The heaviest snowfall to hit northern China in nearly six decades continued to snarl traffic yesterday, stranding thousands of passengers on railways and at airports.

The unusually harsh winter weather also caused coal shortages, forcing some provinces to cut power supplies.

Though snow stopped in most parts in the north by yesterday morning, heavy snowfall and biting cold continued in parts of Inner Mongolia and Shandong.

The heavy snow led to the delay of 13 passenger trains in Inner Mongolia, and forced the closure of all four airports in Shandong, as well as 30 state highways in northern China.

Beijing Capital International Airport, with more than 1,400 flights scheduled to take off yesterday, reported severe disruptions. By 4 pm, 485 flights took off, 690 flights were delayed for an average of 90 minutes, and 98 flights were canceled.

A train from Harbin ran into snow more than 2 meters high in Inner Mongolia on Sunday and 1,400 passengers were evacuated only yesterday.

In southern China, heavy fog and low visibility forced some airports to close.

With people turning up the heat indoors to fight the extreme cold across the country, many provinces are reducing electricity supplies due to the shortage of coal.

In the next 10 days, temperatures could fall to around -32 C in the far north and another cold wave will sweep the region around Friday, bringing gales and severe cold, the national forecaster said.


1. How long has it been since northern China experienced snowfall this heavy?

2. Why did a train from Harbin strand 1,400 passengers?

3. What will the weather be like in the next 10 days?


1. This week’s snowfall was the heaviest to hit northern China in six decades.

2. The train from Harbin ran into snow more than 2 meters high in Inner Mongolia. The snow buried the train cars, stranding 1,400 passengers until they were helped to safety yesterday.

3. Another cold wave is expected to sweep northern China by Friday, bringing gales and more severe cold, according to forecasters.


(中国日报网英语点津 Helen 编辑)

Trains stopped in their tracks

About the broadcaster:

Trains stopped in their tracks
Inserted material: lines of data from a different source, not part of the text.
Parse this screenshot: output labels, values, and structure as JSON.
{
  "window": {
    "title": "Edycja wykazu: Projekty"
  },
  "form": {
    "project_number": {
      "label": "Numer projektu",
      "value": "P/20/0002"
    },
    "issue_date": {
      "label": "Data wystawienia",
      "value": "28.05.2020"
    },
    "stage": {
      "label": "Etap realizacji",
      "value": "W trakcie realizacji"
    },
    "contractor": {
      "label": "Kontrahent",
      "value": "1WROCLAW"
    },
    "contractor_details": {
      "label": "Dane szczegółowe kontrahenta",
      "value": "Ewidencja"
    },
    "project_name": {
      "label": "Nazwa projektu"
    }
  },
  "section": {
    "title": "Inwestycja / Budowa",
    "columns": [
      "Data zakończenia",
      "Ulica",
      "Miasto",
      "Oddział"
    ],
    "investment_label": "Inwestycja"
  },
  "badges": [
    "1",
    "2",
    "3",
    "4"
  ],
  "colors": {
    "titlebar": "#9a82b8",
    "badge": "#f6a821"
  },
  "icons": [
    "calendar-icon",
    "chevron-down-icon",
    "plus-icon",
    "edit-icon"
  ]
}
Renee Haines is an editor and broadcaster at China Daily. Renee has more than 15 years of experience as a newspaper editor, radio station anchor and news director, news-wire service reporter and bureau chief, magazine writer, book editor and website consultant. She came to China from the United States.